WORK REQUEST
Within these entries, which lines include the string "vrtnxt"? Copy each one.

(RECORDED DATA Opens)

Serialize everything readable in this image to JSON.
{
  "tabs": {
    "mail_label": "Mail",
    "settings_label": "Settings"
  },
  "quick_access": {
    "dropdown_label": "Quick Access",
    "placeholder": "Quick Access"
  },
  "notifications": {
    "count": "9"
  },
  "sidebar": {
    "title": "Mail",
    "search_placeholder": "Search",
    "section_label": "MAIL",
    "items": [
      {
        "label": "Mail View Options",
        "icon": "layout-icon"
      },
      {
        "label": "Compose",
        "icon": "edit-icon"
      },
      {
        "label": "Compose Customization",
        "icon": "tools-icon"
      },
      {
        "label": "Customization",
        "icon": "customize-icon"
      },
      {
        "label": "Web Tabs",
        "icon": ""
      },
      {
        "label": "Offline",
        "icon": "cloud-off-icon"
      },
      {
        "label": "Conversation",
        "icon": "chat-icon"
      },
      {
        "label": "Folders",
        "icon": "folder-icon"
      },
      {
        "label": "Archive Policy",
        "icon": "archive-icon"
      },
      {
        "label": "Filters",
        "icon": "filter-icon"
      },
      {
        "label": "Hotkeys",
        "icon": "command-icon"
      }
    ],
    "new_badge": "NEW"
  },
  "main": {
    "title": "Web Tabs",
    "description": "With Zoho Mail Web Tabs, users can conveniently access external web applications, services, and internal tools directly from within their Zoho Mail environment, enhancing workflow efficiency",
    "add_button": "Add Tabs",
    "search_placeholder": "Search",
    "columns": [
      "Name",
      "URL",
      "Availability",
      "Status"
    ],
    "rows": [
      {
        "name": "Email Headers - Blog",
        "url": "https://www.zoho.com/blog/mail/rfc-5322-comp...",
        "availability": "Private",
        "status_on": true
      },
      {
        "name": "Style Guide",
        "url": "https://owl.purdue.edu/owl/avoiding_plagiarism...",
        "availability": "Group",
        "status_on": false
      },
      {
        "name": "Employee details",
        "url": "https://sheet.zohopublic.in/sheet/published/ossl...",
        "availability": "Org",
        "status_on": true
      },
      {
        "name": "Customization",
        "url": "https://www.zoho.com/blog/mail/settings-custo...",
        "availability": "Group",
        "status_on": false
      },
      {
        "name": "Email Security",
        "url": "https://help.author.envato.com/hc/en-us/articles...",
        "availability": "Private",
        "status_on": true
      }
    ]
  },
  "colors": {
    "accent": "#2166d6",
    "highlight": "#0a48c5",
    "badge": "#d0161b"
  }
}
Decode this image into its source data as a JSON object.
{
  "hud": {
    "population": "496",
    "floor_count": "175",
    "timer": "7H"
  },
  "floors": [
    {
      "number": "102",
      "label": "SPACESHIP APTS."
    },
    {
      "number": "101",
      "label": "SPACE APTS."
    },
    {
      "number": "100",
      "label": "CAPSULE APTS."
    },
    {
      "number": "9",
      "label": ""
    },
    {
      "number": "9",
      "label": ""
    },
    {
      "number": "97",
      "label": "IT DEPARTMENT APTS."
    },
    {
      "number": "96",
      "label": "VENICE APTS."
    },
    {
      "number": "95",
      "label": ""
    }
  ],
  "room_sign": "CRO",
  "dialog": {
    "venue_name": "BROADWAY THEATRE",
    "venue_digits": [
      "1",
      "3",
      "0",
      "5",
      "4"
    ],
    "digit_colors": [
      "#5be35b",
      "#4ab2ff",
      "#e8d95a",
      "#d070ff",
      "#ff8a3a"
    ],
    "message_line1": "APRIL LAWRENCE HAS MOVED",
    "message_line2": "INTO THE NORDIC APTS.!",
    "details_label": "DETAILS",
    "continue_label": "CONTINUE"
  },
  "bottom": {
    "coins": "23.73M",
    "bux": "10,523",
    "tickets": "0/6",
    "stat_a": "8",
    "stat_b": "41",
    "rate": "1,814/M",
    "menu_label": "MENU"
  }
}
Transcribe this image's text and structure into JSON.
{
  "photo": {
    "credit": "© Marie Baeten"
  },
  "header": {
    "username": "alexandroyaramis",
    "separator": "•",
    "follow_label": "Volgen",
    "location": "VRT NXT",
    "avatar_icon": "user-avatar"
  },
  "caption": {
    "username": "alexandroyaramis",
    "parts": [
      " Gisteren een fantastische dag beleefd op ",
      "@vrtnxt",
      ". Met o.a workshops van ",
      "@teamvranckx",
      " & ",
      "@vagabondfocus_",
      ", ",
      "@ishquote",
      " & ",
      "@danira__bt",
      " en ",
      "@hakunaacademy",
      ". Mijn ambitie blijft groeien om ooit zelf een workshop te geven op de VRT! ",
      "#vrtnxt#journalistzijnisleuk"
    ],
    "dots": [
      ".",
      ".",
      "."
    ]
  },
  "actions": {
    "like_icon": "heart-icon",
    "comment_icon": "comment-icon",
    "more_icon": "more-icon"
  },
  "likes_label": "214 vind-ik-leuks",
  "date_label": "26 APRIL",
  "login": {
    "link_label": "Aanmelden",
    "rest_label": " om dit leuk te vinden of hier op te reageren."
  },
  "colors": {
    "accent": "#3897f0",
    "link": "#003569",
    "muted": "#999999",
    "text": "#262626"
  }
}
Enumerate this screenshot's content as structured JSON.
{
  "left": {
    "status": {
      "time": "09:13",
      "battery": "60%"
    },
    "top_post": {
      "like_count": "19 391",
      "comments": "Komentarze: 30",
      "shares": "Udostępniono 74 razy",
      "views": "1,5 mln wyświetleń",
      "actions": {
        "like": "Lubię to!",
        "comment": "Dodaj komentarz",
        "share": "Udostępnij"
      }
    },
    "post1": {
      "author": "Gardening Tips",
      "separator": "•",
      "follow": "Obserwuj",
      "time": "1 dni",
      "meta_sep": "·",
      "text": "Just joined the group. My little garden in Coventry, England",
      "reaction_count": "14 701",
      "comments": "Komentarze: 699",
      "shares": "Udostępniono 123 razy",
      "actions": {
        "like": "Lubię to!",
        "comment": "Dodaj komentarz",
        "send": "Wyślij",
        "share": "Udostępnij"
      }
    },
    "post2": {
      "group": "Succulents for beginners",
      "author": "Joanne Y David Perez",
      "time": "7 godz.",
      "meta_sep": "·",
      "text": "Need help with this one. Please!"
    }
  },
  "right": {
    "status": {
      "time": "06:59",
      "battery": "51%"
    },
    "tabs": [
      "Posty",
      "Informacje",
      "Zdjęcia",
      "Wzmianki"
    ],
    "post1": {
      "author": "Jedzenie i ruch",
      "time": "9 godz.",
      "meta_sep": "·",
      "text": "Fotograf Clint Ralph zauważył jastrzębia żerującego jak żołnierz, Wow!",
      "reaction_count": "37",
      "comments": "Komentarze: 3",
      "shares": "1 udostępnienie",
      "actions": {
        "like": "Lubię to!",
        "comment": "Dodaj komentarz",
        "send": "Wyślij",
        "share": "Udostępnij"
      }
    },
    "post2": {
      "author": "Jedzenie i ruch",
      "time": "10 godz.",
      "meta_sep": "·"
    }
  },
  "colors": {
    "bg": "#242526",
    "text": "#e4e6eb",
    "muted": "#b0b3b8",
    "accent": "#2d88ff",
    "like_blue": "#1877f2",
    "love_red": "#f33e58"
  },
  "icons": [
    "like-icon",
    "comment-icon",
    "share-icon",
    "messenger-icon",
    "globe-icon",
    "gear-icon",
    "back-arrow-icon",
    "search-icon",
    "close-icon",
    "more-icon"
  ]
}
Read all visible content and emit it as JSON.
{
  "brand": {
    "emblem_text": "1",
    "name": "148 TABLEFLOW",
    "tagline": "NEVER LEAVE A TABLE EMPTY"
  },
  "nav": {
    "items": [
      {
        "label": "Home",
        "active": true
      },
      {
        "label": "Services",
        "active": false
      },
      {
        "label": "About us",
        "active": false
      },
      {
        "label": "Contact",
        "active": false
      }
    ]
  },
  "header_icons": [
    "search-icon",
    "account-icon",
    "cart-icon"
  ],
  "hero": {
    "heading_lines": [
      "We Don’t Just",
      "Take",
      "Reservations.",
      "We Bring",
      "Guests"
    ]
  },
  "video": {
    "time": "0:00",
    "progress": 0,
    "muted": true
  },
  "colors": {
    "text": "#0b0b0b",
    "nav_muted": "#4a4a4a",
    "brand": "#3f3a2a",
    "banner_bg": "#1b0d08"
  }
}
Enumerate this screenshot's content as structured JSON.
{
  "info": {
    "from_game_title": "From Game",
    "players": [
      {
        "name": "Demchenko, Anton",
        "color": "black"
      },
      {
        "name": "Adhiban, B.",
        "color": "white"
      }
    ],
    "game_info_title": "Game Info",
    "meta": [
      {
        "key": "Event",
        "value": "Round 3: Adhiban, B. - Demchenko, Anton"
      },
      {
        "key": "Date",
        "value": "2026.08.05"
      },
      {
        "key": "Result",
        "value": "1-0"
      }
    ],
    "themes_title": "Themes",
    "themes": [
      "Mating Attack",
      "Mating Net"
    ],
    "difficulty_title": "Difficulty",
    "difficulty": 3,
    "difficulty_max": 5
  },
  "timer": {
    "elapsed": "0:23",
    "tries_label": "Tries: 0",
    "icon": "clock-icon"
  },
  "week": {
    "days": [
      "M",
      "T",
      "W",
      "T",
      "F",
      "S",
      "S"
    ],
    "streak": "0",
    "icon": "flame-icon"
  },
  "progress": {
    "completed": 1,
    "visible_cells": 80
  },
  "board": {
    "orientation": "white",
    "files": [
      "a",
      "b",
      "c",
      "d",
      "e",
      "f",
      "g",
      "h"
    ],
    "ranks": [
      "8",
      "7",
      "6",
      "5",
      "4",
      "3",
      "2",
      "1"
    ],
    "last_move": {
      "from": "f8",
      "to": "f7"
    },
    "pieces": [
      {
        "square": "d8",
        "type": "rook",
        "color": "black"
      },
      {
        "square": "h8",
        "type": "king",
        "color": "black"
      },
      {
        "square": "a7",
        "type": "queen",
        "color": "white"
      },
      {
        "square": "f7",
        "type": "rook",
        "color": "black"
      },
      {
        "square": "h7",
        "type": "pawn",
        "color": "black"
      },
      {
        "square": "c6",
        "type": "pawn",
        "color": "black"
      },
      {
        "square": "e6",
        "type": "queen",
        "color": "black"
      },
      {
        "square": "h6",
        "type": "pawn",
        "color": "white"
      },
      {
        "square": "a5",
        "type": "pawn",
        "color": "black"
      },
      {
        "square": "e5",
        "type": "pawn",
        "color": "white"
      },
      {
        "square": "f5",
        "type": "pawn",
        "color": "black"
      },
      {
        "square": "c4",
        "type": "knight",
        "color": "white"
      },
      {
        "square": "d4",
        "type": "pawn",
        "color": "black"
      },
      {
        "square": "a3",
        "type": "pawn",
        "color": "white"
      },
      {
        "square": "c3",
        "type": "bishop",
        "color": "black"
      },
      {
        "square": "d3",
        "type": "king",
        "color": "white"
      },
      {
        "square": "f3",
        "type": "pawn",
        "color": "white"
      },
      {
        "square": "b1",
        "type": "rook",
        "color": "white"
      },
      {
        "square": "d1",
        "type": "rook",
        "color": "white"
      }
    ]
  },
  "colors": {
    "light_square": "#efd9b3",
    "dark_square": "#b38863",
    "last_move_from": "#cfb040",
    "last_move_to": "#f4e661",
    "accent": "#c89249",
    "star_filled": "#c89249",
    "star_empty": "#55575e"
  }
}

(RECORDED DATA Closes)

SOLUTION
      "@vrtnxt",
      "#vrtnxt#journalistzijnisleuk"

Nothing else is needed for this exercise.